Exercise instructions: Please, without the pictures, restate every entry exactly.

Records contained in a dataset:
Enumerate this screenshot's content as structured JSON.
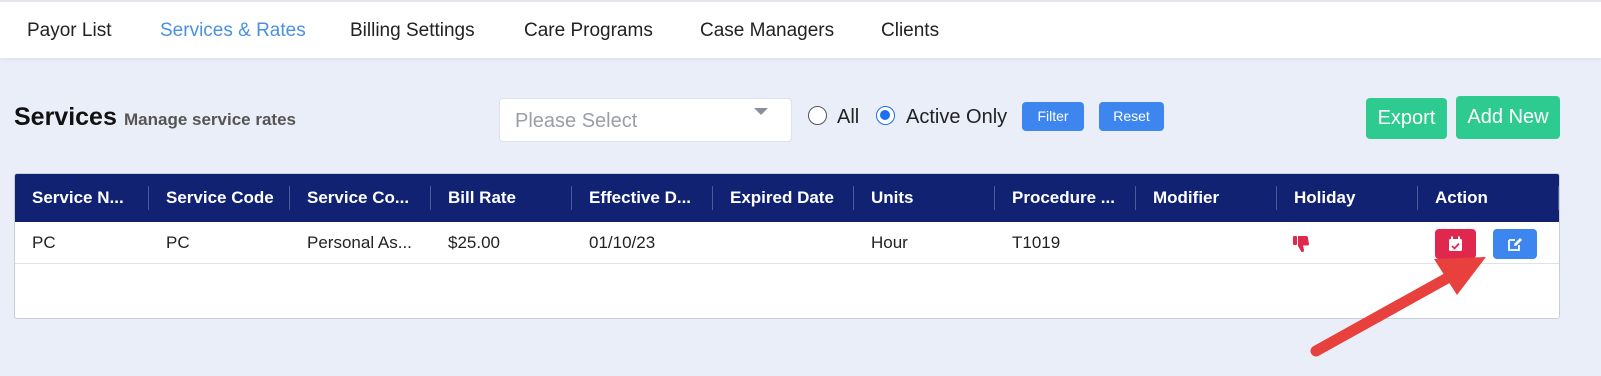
{
  "nav": {
    "tabs": [
      {
        "label": "Payor List"
      },
      {
        "label": "Services & Rates"
      },
      {
        "label": "Billing Settings"
      },
      {
        "label": "Care Programs"
      },
      {
        "label": "Case Managers"
      },
      {
        "label": "Clients"
      }
    ],
    "active_index": 1
  },
  "header": {
    "title": "Services",
    "subtitle": "Manage service rates"
  },
  "filters": {
    "select_placeholder": "Please Select",
    "radio_all_label": "All",
    "radio_active_label": "Active Only",
    "selected_radio": "Active Only",
    "filter_label": "Filter",
    "reset_label": "Reset"
  },
  "actions": {
    "export_label": "Export",
    "add_new_label": "Add New"
  },
  "table": {
    "columns": [
      "Service N...",
      "Service Code",
      "Service Co...",
      "Bill Rate",
      "Effective D...",
      "Expired Date",
      "Units",
      "Procedure ...",
      "Modifier",
      "Holiday",
      "Action"
    ],
    "rows": [
      {
        "service_name": "PC",
        "service_code": "PC",
        "service_category": "Personal As...",
        "bill_rate": "$25.00",
        "effective_date": "01/10/23",
        "expired_date": "",
        "units": "Hour",
        "procedure": "T1019",
        "modifier": "",
        "holiday_icon": "thumbs-down-icon",
        "action_icons": [
          "calendar-check-icon",
          "edit-icon"
        ]
      }
    ]
  },
  "colors": {
    "header_bg": "#122272",
    "active_tab": "#4a90e2",
    "primary_button": "#3d86f0",
    "success_button": "#2ecb90",
    "danger": "#e0284f",
    "arrow": "#e8403c"
  }
}
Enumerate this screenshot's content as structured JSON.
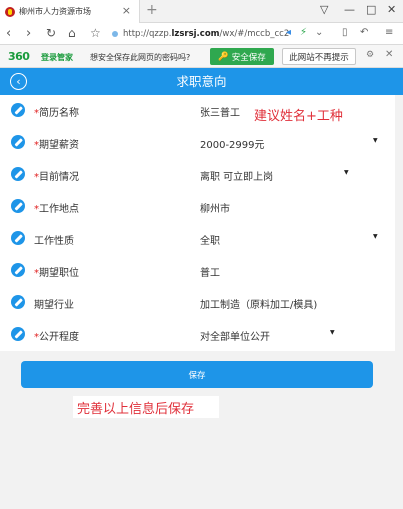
{
  "browser": {
    "tab_title": "柳州市人力资源市场",
    "tab_close": "×",
    "new_tab": "+",
    "url_prefix": "http://qzzp.",
    "url_domain": "lzsrsj.com",
    "url_path": "/wx/#/mccb_cc2"
  },
  "password_bar": {
    "logo": "360",
    "logo_sub": "登录管家",
    "question": "想安全保存此网页的密码吗?",
    "save_label": "安全保存",
    "dismiss_label": "此网站不再提示"
  },
  "page": {
    "title": "求职意向",
    "submit_label": "保存",
    "hint_name": "建议姓名+工种",
    "hint_save": "完善以上信息后保存"
  },
  "form": {
    "rows": [
      {
        "label": "简历名称",
        "required": "*",
        "value": "张三普工",
        "dropdown": ""
      },
      {
        "label": "期望薪资",
        "required": "*",
        "value": "2000-2999元",
        "dropdown": "▼"
      },
      {
        "label": "目前情况",
        "required": "*",
        "value": "离职 可立即上岗",
        "dropdown": "▼"
      },
      {
        "label": "工作地点",
        "required": "*",
        "value": "柳州市",
        "dropdown": ""
      },
      {
        "label": "工作性质",
        "required": "",
        "value": "全职",
        "dropdown": "▼"
      },
      {
        "label": "期望职位",
        "required": "*",
        "value": "普工",
        "dropdown": ""
      },
      {
        "label": "期望行业",
        "required": "",
        "value": "加工制造（原料加工/模具)",
        "dropdown": ""
      },
      {
        "label": "公开程度",
        "required": "*",
        "value": "对全部单位公开",
        "dropdown": "▼"
      }
    ]
  },
  "colors": {
    "accent": "#1e95e8",
    "required": "#e02020",
    "hint": "#e0303a",
    "brand_green": "#2fa84f"
  }
}
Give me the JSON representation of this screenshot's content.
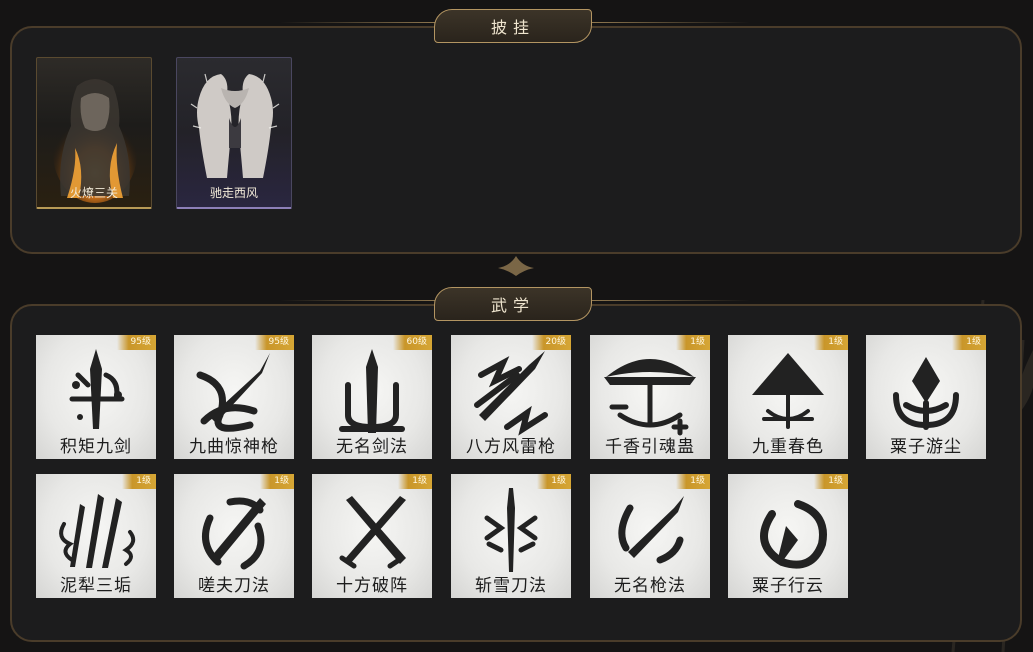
{
  "sections": {
    "cloak": {
      "title": "披挂",
      "items": [
        {
          "name": "火燎三关",
          "accent": "#b89a56"
        },
        {
          "name": "驰走西风",
          "accent": "#8d7fb8"
        }
      ]
    },
    "martial": {
      "title": "武学",
      "items": [
        {
          "name": "积矩九剑",
          "level": "95级",
          "icon": "sword-runes-icon"
        },
        {
          "name": "九曲惊神枪",
          "level": "95级",
          "icon": "spear-swirl-icon"
        },
        {
          "name": "无名剑法",
          "level": "60级",
          "icon": "trident-sword-icon"
        },
        {
          "name": "八方风雷枪",
          "level": "20级",
          "icon": "lightning-spear-icon"
        },
        {
          "name": "千香引魂蛊",
          "level": "1级",
          "icon": "umbrella-icon"
        },
        {
          "name": "九重春色",
          "level": "1级",
          "icon": "parasol-icon"
        },
        {
          "name": "粟子游尘",
          "level": "1级",
          "icon": "dart-vortex-icon"
        },
        {
          "name": "泥犁三垢",
          "level": "1级",
          "icon": "flame-blades-icon"
        },
        {
          "name": "嗟夫刀法",
          "level": "1级",
          "icon": "blade-circle-icon"
        },
        {
          "name": "十方破阵",
          "level": "1级",
          "icon": "crossed-swords-icon"
        },
        {
          "name": "斩雪刀法",
          "level": "1级",
          "icon": "snow-sword-icon"
        },
        {
          "name": "无名枪法",
          "level": "1级",
          "icon": "spear-slash-icon"
        },
        {
          "name": "粟子行云",
          "level": "1级",
          "icon": "dart-ring-icon"
        }
      ]
    }
  }
}
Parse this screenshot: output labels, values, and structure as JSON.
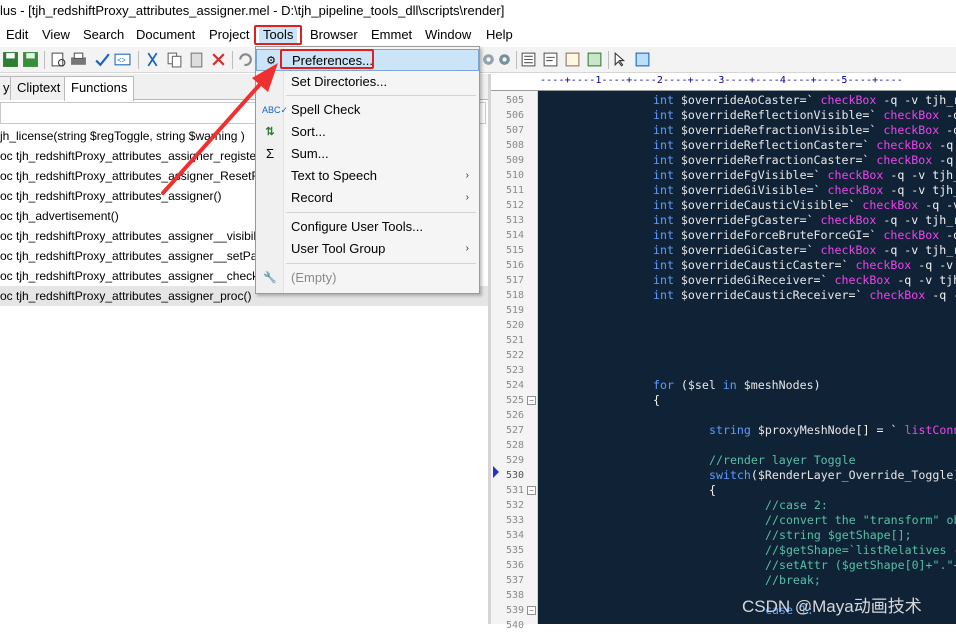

Solution for this task:
Enumerate this screenshot's content as structured JSON.
{
  "nav": {
    "tabs": [
      {
        "label": "Payor List"
      },
      {
        "label": "Services & Rates"
      },
      {
        "label": "Billing Settings"
      },
      {
        "label": "Care Programs"
      },
      {
        "label": "Case Managers"
      },
      {
        "label": "Clients"
      }
    ],
    "active_index": 1
  },
  "header": {
    "title": "Services",
    "subtitle": "Manage service rates"
  },
  "filters": {
    "select_placeholder": "Please Select",
    "radio_all_label": "All",
    "radio_active_label": "Active Only",
    "selected_radio": "Active Only",
    "filter_label": "Filter",
    "reset_label": "Reset"
  },
  "actions": {
    "export_label": "Export",
    "add_new_label": "Add New"
  },
  "table": {
    "columns": [
      "Service N...",
      "Service Code",
      "Service Co...",
      "Bill Rate",
      "Effective D...",
      "Expired Date",
      "Units",
      "Procedure ...",
      "Modifier",
      "Holiday",
      "Action"
    ],
    "rows": [
      {
        "service_name": "PC",
        "service_code": "PC",
        "service_category": "Personal As...",
        "bill_rate": "$25.00",
        "effective_date": "01/10/23",
        "expired_date": "",
        "units": "Hour",
        "procedure": "T1019",
        "modifier": "",
        "holiday_icon": "thumbs-down-icon",
        "action_icons": [
          "calendar-check-icon",
          "edit-icon"
        ]
      }
    ]
  },
  "colors": {
    "header_bg": "#122272",
    "active_tab": "#4a90e2",
    "primary_button": "#3d86f0",
    "success_button": "#2ecb90",
    "danger": "#e0284f",
    "arrow": "#e8403c"
  }
}
Enumerate this screenshot's content as structured JSON.
{
  "browser": {
    "tab_title": "柳州市人力资源市场",
    "tab_close": "×",
    "new_tab": "+",
    "url_prefix": "http://qzzp.",
    "url_domain": "lzsrsj.com",
    "url_path": "/wx/#/mccb_cc2"
  },
  "password_bar": {
    "logo": "360",
    "logo_sub": "登录管家",
    "question": "想安全保存此网页的密码吗?",
    "save_label": "安全保存",
    "dismiss_label": "此网站不再提示"
  },
  "page": {
    "title": "求职意向",
    "submit_label": "保存",
    "hint_name": "建议姓名+工种",
    "hint_save": "完善以上信息后保存"
  },
  "form": {
    "rows": [
      {
        "label": "简历名称",
        "required": "*",
        "value": "张三普工",
        "dropdown": ""
      },
      {
        "label": "期望薪资",
        "required": "*",
        "value": "2000-2999元",
        "dropdown": "▼"
      },
      {
        "label": "目前情况",
        "required": "*",
        "value": "离职 可立即上岗",
        "dropdown": "▼"
      },
      {
        "label": "工作地点",
        "required": "*",
        "value": "柳州市",
        "dropdown": ""
      },
      {
        "label": "工作性质",
        "required": "",
        "value": "全职",
        "dropdown": "▼"
      },
      {
        "label": "期望职位",
        "required": "*",
        "value": "普工",
        "dropdown": ""
      },
      {
        "label": "期望行业",
        "required": "",
        "value": "加工制造（原料加工/模具)",
        "dropdown": ""
      },
      {
        "label": "公开程度",
        "required": "*",
        "value": "对全部单位公开",
        "dropdown": "▼"
      }
    ]
  },
  "colors": {
    "accent": "#1e95e8",
    "required": "#e02020",
    "hint": "#e0303a",
    "brand_green": "#2fa84f"
  }
}
Give me the JSON representation of this screenshot's content.
{
  "sections": {
    "cloak": {
      "title": "披挂",
      "items": [
        {
          "name": "火燎三关",
          "accent": "#b89a56"
        },
        {
          "name": "驰走西风",
          "accent": "#8d7fb8"
        }
      ]
    },
    "martial": {
      "title": "武学",
      "items": [
        {
          "name": "积矩九剑",
          "level": "95级",
          "icon": "sword-runes-icon"
        },
        {
          "name": "九曲惊神枪",
          "level": "95级",
          "icon": "spear-swirl-icon"
        },
        {
          "name": "无名剑法",
          "level": "60级",
          "icon": "trident-sword-icon"
        },
        {
          "name": "八方风雷枪",
          "level": "20级",
          "icon": "lightning-spear-icon"
        },
        {
          "name": "千香引魂蛊",
          "level": "1级",
          "icon": "umbrella-icon"
        },
        {
          "name": "九重春色",
          "level": "1级",
          "icon": "parasol-icon"
        },
        {
          "name": "粟子游尘",
          "level": "1级",
          "icon": "dart-vortex-icon"
        },
        {
          "name": "泥犁三垢",
          "level": "1级",
          "icon": "flame-blades-icon"
        },
        {
          "name": "嗟夫刀法",
          "level": "1级",
          "icon": "blade-circle-icon"
        },
        {
          "name": "十方破阵",
          "level": "1级",
          "icon": "crossed-swords-icon"
        },
        {
          "name": "斩雪刀法",
          "level": "1级",
          "icon": "snow-sword-icon"
        },
        {
          "name": "无名枪法",
          "level": "1级",
          "icon": "spear-slash-icon"
        },
        {
          "name": "粟子行云",
          "level": "1级",
          "icon": "dart-ring-icon"
        }
      ]
    }
  }
}
Parse this screenshot: output labels, values, and structure as JSON.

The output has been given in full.